• **Work request**: Where a line of the data holds the word "term", copy that line.

• **Extracted information**:

********

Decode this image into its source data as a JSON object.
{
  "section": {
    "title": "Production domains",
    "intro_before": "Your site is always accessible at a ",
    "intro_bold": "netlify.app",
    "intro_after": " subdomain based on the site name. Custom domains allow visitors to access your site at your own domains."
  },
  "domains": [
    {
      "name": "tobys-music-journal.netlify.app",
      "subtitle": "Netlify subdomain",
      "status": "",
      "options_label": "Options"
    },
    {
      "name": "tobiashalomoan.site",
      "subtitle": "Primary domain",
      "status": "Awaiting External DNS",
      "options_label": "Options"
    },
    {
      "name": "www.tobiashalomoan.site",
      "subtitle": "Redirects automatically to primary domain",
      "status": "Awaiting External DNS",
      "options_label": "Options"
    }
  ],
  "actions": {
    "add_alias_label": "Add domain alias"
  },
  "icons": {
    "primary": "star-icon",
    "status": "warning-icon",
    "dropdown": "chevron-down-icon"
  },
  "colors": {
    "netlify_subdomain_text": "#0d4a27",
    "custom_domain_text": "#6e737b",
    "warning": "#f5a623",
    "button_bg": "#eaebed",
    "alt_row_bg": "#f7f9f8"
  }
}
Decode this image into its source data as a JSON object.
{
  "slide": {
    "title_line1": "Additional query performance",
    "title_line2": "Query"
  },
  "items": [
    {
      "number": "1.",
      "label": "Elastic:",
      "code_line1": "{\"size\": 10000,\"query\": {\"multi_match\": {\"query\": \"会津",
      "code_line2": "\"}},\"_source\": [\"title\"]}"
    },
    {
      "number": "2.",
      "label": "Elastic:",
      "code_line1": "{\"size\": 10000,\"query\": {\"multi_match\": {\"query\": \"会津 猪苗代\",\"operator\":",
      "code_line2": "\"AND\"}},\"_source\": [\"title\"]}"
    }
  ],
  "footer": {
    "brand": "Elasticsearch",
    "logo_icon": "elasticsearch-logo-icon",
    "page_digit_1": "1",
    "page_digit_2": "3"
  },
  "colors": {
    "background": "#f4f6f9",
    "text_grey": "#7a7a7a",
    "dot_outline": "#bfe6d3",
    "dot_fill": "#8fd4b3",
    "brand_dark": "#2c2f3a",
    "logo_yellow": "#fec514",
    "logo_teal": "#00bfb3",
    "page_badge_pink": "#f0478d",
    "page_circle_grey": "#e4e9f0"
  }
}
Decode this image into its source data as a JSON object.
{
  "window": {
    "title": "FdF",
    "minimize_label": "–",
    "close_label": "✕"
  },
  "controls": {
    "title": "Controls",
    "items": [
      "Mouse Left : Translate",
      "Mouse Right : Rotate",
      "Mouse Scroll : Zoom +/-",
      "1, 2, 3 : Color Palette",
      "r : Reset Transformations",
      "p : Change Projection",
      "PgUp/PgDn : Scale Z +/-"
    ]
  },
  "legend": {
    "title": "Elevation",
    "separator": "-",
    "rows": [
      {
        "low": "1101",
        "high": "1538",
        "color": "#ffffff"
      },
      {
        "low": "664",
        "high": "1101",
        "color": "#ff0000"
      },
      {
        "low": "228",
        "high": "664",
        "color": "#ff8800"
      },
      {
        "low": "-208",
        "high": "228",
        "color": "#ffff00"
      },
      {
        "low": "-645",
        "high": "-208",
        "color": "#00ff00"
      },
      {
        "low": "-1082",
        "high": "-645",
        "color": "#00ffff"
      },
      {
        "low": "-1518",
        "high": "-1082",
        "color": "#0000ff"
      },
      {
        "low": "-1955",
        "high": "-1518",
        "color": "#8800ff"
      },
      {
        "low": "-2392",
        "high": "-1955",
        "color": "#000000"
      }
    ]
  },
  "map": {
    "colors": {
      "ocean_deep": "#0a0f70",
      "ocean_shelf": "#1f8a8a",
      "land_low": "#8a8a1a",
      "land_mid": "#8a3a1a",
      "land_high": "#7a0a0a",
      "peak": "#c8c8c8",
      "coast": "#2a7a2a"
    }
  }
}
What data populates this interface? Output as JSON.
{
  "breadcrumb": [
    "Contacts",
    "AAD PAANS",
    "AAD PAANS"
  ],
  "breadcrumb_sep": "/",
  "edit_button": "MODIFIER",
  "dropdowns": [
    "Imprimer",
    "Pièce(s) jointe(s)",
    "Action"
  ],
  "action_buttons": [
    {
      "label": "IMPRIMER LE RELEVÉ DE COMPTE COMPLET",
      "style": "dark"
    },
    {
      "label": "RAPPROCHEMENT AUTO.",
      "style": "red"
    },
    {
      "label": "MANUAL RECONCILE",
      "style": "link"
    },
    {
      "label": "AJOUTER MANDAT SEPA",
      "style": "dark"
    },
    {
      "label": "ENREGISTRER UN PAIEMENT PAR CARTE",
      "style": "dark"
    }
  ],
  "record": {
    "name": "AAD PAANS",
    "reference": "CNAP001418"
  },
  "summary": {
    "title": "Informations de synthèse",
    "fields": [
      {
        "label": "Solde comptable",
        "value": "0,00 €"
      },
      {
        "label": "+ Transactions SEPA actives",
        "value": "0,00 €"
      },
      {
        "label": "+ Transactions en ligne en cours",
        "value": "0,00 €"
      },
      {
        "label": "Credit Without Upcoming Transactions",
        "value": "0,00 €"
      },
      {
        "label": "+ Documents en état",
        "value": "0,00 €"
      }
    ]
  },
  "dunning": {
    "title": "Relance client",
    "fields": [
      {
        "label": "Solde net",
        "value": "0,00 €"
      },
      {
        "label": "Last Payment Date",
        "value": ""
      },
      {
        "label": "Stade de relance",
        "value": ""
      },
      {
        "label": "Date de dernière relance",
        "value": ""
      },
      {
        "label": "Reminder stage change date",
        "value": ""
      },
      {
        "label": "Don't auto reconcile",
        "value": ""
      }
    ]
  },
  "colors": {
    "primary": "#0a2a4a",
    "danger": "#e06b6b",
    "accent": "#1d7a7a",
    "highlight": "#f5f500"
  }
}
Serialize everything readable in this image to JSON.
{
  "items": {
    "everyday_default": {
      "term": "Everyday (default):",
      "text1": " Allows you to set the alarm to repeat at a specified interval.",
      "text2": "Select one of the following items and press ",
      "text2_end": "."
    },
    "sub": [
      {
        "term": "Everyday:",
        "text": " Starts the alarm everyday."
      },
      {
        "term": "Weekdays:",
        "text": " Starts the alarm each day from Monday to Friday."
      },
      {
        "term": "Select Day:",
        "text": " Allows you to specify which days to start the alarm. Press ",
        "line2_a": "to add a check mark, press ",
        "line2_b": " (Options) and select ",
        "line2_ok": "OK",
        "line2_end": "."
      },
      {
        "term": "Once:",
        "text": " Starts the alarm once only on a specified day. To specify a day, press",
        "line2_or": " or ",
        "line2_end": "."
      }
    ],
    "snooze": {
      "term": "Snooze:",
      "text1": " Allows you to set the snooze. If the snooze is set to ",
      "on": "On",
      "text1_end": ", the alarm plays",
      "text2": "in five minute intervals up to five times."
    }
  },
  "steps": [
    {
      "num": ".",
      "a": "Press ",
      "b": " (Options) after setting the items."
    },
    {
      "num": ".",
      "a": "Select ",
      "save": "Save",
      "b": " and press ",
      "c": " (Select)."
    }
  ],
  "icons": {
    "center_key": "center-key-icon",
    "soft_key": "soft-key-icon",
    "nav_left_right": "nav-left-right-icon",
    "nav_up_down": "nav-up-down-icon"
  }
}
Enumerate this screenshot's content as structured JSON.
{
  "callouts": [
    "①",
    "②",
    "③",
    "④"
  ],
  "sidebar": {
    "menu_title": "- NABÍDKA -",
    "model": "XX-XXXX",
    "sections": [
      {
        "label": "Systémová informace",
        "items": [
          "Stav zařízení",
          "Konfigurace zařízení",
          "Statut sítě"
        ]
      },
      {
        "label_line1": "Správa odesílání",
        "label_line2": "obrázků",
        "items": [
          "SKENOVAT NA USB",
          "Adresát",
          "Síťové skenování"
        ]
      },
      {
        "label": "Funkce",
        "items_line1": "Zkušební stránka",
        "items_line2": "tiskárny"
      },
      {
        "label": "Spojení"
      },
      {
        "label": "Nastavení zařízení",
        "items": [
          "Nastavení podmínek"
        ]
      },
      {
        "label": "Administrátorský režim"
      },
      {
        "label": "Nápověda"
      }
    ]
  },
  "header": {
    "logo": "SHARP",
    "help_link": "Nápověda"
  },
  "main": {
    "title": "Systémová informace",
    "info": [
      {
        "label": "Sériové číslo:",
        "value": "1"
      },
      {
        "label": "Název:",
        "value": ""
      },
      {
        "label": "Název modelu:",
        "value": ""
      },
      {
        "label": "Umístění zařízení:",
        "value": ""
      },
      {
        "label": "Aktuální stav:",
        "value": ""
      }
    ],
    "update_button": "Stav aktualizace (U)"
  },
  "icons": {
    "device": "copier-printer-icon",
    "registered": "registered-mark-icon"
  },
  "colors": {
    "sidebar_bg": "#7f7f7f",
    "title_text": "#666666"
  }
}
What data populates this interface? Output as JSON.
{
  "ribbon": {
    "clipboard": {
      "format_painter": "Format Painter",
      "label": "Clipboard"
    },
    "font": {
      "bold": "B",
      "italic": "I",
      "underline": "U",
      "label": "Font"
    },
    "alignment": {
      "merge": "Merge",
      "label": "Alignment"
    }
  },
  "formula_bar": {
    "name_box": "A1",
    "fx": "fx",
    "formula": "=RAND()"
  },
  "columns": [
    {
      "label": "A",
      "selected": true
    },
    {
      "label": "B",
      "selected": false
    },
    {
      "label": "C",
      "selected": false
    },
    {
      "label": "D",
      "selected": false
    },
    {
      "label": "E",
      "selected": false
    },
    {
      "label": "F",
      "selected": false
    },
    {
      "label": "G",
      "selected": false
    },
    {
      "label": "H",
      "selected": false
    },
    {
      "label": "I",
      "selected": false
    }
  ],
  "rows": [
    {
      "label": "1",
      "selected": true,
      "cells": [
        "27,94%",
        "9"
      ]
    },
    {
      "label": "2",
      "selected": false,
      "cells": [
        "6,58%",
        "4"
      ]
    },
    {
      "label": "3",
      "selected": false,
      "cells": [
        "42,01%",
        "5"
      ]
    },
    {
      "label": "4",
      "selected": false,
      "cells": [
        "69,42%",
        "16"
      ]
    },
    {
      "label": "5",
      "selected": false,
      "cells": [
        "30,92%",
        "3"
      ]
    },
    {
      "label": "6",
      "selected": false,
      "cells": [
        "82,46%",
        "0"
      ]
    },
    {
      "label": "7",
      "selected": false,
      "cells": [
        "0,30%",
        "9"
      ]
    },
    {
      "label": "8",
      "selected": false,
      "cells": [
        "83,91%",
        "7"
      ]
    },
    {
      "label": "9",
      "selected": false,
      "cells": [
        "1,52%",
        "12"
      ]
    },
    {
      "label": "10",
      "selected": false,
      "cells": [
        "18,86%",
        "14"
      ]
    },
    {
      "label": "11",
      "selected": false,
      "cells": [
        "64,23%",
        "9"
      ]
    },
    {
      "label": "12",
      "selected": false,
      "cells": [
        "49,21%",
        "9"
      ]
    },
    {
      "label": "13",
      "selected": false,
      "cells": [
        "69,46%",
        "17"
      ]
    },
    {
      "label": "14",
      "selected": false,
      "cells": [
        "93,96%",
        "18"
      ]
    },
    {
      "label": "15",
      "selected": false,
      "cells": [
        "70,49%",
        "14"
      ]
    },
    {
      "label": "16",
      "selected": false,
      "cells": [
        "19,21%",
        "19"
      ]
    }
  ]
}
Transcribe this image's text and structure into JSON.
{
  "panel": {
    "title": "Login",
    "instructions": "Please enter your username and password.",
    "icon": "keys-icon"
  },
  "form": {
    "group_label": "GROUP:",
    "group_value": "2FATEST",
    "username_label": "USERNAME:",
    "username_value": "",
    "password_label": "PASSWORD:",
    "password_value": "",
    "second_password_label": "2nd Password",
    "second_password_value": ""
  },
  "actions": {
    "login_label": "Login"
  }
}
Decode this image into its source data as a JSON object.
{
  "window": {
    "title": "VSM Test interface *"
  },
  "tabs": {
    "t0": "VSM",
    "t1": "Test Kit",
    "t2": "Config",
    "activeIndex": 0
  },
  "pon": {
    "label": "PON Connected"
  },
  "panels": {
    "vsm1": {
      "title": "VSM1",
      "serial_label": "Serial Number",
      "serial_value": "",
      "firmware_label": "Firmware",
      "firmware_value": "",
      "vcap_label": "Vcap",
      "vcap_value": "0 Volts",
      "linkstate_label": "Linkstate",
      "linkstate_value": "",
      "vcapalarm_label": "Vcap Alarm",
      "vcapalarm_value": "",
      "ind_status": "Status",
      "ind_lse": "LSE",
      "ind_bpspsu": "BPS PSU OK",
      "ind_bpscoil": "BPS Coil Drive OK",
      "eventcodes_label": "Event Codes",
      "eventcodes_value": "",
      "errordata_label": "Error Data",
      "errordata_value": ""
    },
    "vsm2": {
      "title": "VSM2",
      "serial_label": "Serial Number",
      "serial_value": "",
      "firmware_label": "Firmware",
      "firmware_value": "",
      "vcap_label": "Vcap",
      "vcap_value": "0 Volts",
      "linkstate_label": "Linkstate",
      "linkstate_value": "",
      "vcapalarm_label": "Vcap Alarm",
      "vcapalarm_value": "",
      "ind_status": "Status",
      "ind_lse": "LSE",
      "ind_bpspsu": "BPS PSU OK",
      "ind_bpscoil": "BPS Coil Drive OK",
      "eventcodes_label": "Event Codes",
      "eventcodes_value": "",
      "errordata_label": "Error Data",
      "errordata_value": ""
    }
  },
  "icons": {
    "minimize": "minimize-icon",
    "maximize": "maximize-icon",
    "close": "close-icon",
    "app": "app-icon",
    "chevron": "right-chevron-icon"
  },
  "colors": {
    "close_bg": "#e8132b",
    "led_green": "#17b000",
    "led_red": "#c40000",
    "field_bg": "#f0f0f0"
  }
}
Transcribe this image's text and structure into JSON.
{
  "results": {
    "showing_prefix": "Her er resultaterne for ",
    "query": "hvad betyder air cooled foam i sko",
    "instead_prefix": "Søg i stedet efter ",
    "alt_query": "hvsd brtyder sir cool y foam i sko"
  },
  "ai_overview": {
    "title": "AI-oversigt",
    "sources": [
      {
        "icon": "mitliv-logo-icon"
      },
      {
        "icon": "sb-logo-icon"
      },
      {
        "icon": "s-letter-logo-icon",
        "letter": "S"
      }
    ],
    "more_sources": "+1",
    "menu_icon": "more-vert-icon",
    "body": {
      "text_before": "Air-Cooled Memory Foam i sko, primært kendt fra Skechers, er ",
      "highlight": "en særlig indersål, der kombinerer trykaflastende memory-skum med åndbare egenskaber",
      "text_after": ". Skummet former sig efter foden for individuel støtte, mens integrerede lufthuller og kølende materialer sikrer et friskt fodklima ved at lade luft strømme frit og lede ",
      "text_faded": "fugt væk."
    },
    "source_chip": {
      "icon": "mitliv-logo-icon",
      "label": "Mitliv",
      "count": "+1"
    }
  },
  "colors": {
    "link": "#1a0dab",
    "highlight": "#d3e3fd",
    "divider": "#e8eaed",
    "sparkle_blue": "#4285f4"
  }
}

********

• **Completed exercise**:
      "term": "Everyday (default):",
        "term": "Everyday:",
        "term": "Weekdays:",
        "term": "Select Day:",
        "term": "Once:",
      "term": "Snooze:",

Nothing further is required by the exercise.